This blog post was born out of an email thread with one of our portfolio founders earlier this year, covering some of the key challenges the company had in growing their team and the associated operational overheads that come with scaling.
Some of this post’s content is from various reading material, but the majority is direct (mostly painful) experience from startups who made it, and startups who didn’t. What they have in common is what I’m sharing here. It’s far, far from exhaustive and is mainly focused on team dynamics as opposed to specific business challenges. There are many good guides to the latter on the web and in various books, but few about the former. Hopefully some of these points will help, or at least raise a wry smile of recognition, amongst those involved in such a dynamic environment.
Delegation – going straight to the top
One of the biggest challenges when growing a team isn’t drawing up a smart new org chart, it’s putting in place the right protocols between the team and the founders. The headcount grows and the complexities and decision-making trees expand, but the original founder(s) remain the ‘go-to’ people for the rest of the organisation when they have a question or an idea. This is rational, as staff know they are generally still the most knowledgeable – and have the authority to green-light that new widget that will change everything. However, people don’t follow org charts, they follow knowledge and decision-making power.
Delegation is hard, and it can be hard for founders to relinquish opportunities to brainstorm or resolve conflicts, but it hurts the company in the end, as what was once the wellspring becomes the bottleneck.
All of the above can be amplified if the founder is either too resistant to delegate, as described above, or is too eager to do so. Striking the balance is the main challenge here.
Cliques – “This isn’t the company I joined…”
With scale comes a need to more tightly define business functions and roles. My rule of thumb is that as soon as a company gets to around 10-12 people, it’s no longer possible to involve everyone on everything. New positions might be dedicated product management, sales, marketing, account management and so on. As these roles come on board, each adds another layer of complexity and sometimes confusion amongst less experienced staff, many of whom have been with you from the start, but who never had to work alongside these roles. This can lead to insecurity (“Why am I no longer allowed to sit in on every meeting?”, “Why do I have to talk to X about Y when we used to just make it happen?”) and from there many things can start to spiral. Addressing this means clear communication, demarcation of responsibility and job specifications.
Process and division of labour – roadblocks and roundabouts
Where work has previously been done by individuals (i.e. at the start the founder is CEO, head of sales, head of product and so on) the introduction of dedicated roles means this work is now done by cross-functional teams. Getting them to work together effectively is probably the most difficult in all scaling challenges.
Teams should produce more in less time, right?

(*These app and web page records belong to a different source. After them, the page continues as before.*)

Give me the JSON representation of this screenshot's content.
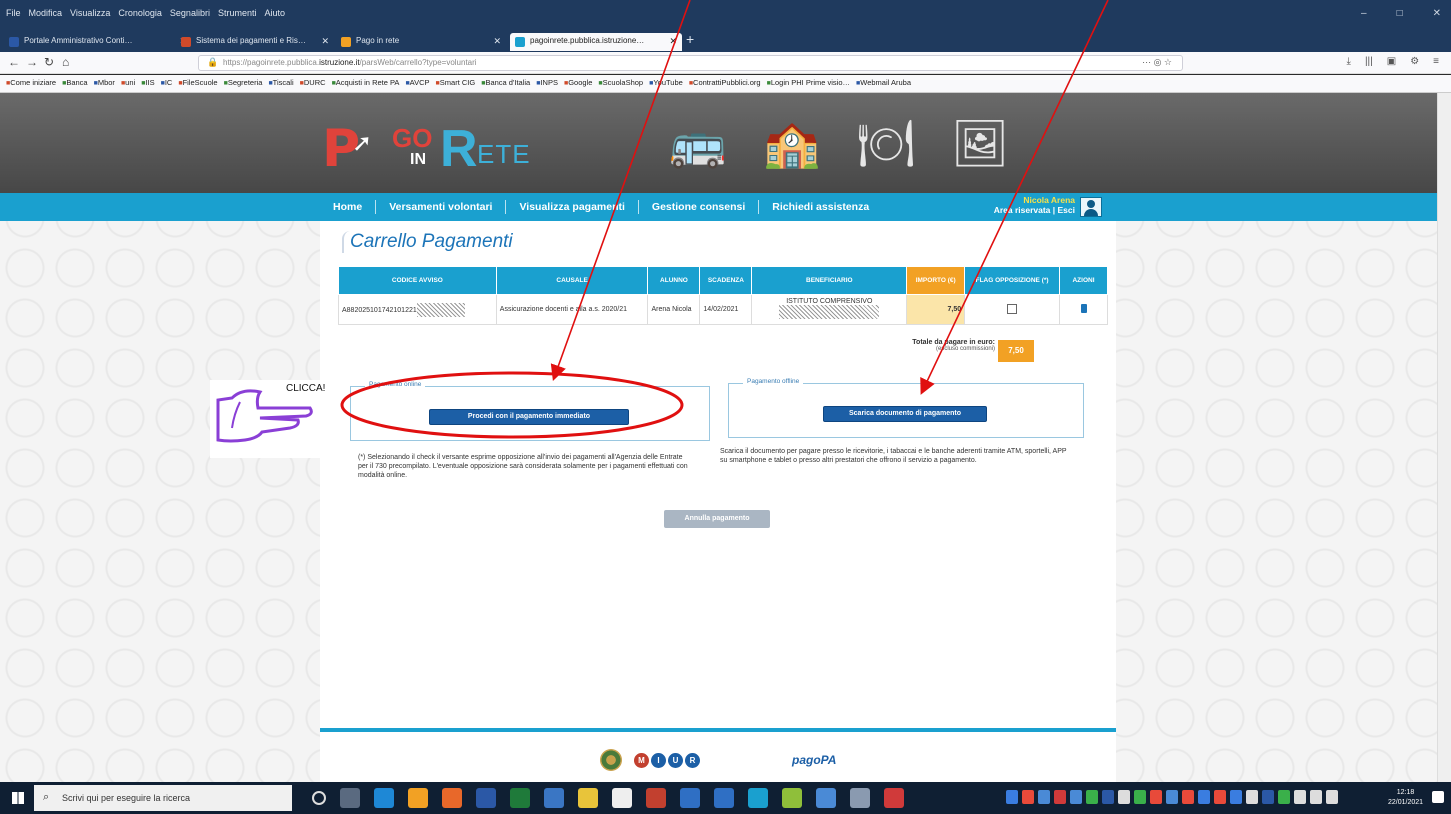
{
  "browser": {
    "menu": [
      "File",
      "Modifica",
      "Visualizza",
      "Cronologia",
      "Segnalibri",
      "Strumenti",
      "Aiuto"
    ],
    "window_controls": [
      "–",
      "□",
      "✕"
    ],
    "tabs": [
      {
        "title": "Portale Amministrativo Conti…",
        "color": "#2b58a6"
      },
      {
        "title": "Sistema dei pagamenti e Ris…",
        "color": "#d04a2a"
      },
      {
        "title": "Pago in rete",
        "color": "#f2a124"
      },
      {
        "title": "pagoinrete.pubblica.istruzione…",
        "color": "#1aa0cf"
      }
    ],
    "url_prefix": "https://pagoinrete.pubblica.",
    "url_host": "istruzione.it",
    "url_path": "/parsWeb/carrello?type=voluntari",
    "url_more": "··· ◎ ☆",
    "nav_right": [
      "⤓",
      "|||",
      "▣",
      "⚙",
      "≡"
    ],
    "bookmarks": [
      "Come iniziare",
      "Banca",
      "Mbor",
      "uni",
      "IIS",
      "IC",
      "FileScuole",
      "Segreteria",
      "Tiscali",
      "DURC",
      "Acquisti in Rete PA",
      "AVCP",
      "Smart CIG",
      "Banca d'Italia",
      "INPS",
      "Google",
      "ScuolaShop",
      "YouTube",
      "ContrattiPubblici.org",
      "Login PHI Prime visio…",
      "Webmail Aruba"
    ]
  },
  "site": {
    "nav": [
      "Home",
      "Versamenti volontari",
      "Visualizza pagamenti",
      "Gestione consensi",
      "Richiedi assistenza"
    ],
    "user_name": "Nicola Arena",
    "user_area": "Area riservata | Esci"
  },
  "cart": {
    "title": "Carrello Pagamenti",
    "columns": [
      "Codice avviso",
      "Causale",
      "Alunno",
      "Scadenza",
      "Beneficiario",
      "Importo (€)",
      "Flag opposizione (*)",
      "Azioni"
    ],
    "rows": [
      {
        "codice": "A882025101742101221",
        "causale": "Assicurazione docenti e alla a.s. 2020/21",
        "alunno": "Arena Nicola",
        "scadenza": "14/02/2021",
        "beneficiario": "ISTITUTO COMPRENSIVO",
        "importo": "7,50"
      }
    ],
    "total_label": "Totale da pagare in euro:",
    "total_note": "(escluso commissioni)",
    "total_value": "7,50"
  },
  "payment": {
    "online_legend": "Pagamento online",
    "online_button": "Procedi con il pagamento immediato",
    "online_text": "(*) Selezionando il check il versante esprime opposizione all'invio dei pagamenti all'Agenzia delle Entrate per il 730 precompilato. L'eventuale opposizione sarà considerata solamente per i pagamenti effettuati con modalità online.",
    "offline_legend": "Pagamento offline",
    "offline_button": "Scarica documento di pagamento",
    "offline_text": "Scarica il documento per pagare presso le ricevitorie, i tabaccai e le banche aderenti tramite ATM, sportelli, APP su smartphone e tablet o presso altri prestatori che offrono il servizio a pagamento.",
    "cancel_button": "Annulla pagamento"
  },
  "footer": {
    "mi_letters": [
      "M",
      "I",
      "U",
      "R"
    ],
    "pagopa": "pagoPA"
  },
  "annotation": {
    "callout_text": "CLICCA!",
    "arrow_color": "#e01010",
    "hand_color": "#8a3fd6"
  },
  "taskbar": {
    "search_placeholder": "Scrivi qui per eseguire la ricerca",
    "time": "12:18",
    "date": "22/01/2021"
  },
  "colors": {
    "brand_blue": "#1aa0cf",
    "brand_orange": "#f2a124",
    "button_blue": "#1c5fa6"
  }
}
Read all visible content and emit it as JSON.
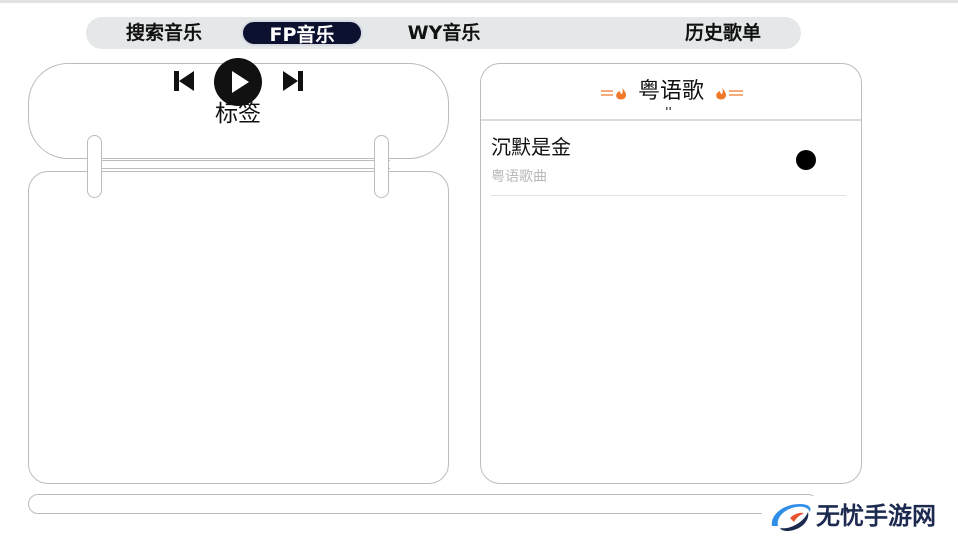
{
  "tabs": {
    "search": "搜索音乐",
    "fp": "FP音乐",
    "wy": "WY音乐",
    "history": "历史歌单",
    "active": "fp",
    "active_bg": "#0d1130"
  },
  "player": {
    "tag_label": "标签",
    "controls": [
      "skip-previous-icon",
      "play-icon",
      "skip-next-icon"
    ]
  },
  "playlist": {
    "title": "粤语歌",
    "decoration_color": "#f07a2a",
    "songs": [
      {
        "title": "沉默是金",
        "subtitle": "粤语歌曲"
      }
    ]
  },
  "watermark": {
    "text": "无忧手游网",
    "colors": [
      "#1c2a4f",
      "#2f8ee8",
      "#e8532c"
    ]
  }
}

Well often the reverse is true. Where once someone might have the germ of an idea, sketched out a wireframe mockup and gone to the CTO who then built it, the reality now is there are 4 or 5 people in different teams trying to hand off at each stage. Good operational process can overcome this, but not immediately, no matter how good the individuals are. And initially pretty much everyone will hate you for adding rules and processes. Guaranteed.
Documentation – surfacing knowledge
Boring as hell to a startup culture, but key to imparting knowledge from the more experienced employees to the new ones. This is everything from product overviews to customer target profiling and everything in between. It’s the only way to get knowledge out of the inevitable cliques that form within teams and into the rest of the organisation.
The right people – hiring (and firing)
My favourite topic and a constant challenge for all small companies. Two things to say here:
- Finding the right people takes time, and that can lead to taking the ‘good enough’ option to candidates. This is a big mistake and will come back and bite the company down the road. A bad hire will be your first fire, and first time entrepreneurs never forget how painful that is. It’s also toxic to the team overall.
- Hiring senior people shouldn’t always mean bringing in someone from a big corporate. It’s attractive to think you could entice someone who has run a global sales team, or was next in line to the CEO gig at a Fortune 500 company. The danger here is that they can tend to think their job is to remake your startup in the image of their former employers. This often leads to culture clashes and frustration on their part that everything can’t be done straight away.
All of the above occurs in some shape or form. That said, not everything can be addressed at the same time. The founder’s job, and one of his / her real skills, is knowing what to choose to focus on at any given time, otherwise nothing gets implemented properly. That, however, is a whole other topic.